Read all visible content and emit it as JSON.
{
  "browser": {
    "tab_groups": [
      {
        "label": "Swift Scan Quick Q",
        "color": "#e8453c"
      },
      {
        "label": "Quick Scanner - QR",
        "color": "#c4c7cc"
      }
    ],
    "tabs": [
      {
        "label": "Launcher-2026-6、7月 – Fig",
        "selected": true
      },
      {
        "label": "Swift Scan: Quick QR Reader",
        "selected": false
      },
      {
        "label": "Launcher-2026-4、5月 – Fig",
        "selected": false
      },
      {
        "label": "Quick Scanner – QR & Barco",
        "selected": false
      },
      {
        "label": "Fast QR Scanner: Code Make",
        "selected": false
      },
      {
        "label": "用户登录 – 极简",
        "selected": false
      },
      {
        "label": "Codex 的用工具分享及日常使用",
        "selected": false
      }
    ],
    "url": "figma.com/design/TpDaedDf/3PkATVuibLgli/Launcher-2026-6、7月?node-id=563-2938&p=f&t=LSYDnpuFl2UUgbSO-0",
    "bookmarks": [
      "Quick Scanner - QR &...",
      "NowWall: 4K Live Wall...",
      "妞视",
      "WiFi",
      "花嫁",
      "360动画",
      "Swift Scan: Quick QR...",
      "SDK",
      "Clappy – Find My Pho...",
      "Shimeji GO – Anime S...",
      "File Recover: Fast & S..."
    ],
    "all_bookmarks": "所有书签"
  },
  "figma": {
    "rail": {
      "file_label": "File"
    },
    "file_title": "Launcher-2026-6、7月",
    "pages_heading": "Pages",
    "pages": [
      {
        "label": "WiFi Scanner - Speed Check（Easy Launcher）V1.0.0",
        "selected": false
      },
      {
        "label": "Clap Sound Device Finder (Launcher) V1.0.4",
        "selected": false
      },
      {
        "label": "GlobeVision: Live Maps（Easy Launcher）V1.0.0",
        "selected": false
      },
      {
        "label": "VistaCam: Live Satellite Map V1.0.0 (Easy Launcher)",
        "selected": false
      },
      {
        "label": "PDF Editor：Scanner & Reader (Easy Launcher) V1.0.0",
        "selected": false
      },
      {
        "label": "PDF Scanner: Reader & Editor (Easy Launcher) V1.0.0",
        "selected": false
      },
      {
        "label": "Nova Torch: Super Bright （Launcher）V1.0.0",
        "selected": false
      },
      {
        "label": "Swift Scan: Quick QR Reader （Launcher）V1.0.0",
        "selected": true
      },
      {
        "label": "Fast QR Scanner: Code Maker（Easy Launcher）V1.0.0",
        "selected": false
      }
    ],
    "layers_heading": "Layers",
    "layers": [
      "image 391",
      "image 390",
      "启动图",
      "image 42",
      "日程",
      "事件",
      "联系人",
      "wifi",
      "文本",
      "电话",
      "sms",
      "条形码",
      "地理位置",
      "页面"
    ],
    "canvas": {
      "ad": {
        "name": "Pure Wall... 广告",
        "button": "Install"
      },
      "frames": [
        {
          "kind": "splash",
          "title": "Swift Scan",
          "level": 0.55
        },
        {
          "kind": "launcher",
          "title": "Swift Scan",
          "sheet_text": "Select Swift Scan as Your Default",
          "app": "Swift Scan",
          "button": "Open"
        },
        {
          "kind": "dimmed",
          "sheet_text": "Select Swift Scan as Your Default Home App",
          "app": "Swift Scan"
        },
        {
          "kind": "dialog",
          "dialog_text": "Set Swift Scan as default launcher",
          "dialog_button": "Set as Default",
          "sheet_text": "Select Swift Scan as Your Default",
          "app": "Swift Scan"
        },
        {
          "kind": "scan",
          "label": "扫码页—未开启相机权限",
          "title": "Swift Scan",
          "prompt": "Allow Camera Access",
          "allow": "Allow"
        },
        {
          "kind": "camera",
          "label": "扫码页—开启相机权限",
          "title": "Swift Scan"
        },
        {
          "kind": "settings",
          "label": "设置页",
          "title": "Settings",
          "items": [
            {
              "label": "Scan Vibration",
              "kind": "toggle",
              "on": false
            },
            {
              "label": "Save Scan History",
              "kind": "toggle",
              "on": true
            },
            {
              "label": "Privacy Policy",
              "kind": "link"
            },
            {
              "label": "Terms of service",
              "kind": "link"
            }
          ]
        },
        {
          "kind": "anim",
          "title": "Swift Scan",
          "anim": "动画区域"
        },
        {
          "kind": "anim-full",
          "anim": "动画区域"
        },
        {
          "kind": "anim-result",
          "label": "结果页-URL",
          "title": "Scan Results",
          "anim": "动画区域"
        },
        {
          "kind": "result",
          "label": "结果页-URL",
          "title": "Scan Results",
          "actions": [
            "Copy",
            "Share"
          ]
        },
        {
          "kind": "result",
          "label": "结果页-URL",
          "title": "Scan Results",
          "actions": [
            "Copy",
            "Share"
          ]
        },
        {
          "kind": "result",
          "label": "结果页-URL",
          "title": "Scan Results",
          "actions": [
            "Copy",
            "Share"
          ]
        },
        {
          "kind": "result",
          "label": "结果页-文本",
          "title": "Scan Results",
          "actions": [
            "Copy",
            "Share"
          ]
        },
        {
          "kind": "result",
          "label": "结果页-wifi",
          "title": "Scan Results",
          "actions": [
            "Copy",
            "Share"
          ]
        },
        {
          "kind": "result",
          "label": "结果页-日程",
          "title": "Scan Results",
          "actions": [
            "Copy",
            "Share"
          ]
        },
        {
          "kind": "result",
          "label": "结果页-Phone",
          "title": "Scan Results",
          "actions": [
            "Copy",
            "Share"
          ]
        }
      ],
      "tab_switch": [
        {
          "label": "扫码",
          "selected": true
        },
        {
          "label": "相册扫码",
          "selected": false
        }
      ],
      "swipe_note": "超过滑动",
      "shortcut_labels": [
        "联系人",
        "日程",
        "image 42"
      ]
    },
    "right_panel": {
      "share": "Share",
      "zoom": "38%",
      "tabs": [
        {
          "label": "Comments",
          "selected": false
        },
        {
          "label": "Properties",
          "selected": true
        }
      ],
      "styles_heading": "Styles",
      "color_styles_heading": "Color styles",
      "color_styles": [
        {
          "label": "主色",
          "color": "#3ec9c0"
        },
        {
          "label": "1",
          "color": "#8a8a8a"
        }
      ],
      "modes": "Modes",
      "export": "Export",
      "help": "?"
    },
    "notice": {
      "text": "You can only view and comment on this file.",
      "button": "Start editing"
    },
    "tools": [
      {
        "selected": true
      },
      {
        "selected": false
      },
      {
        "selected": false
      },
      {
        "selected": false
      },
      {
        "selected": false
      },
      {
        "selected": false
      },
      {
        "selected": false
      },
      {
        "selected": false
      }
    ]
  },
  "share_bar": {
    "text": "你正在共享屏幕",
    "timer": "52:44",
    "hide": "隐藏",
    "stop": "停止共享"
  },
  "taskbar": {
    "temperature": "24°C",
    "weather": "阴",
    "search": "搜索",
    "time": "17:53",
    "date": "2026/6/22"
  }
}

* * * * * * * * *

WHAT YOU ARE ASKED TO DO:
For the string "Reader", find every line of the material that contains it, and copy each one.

ANSWER SPACE:
        "label": "Swift Scan: Quick QR Reader",
        "label": "PDF Editor：Scanner & Reader (Easy Launcher) V1.0.0",
        "label": "PDF Scanner: Reader & Editor (Easy Launcher) V1.0.0",
        "label": "Swift Scan: Quick QR Reader （Launcher）V1.0.0",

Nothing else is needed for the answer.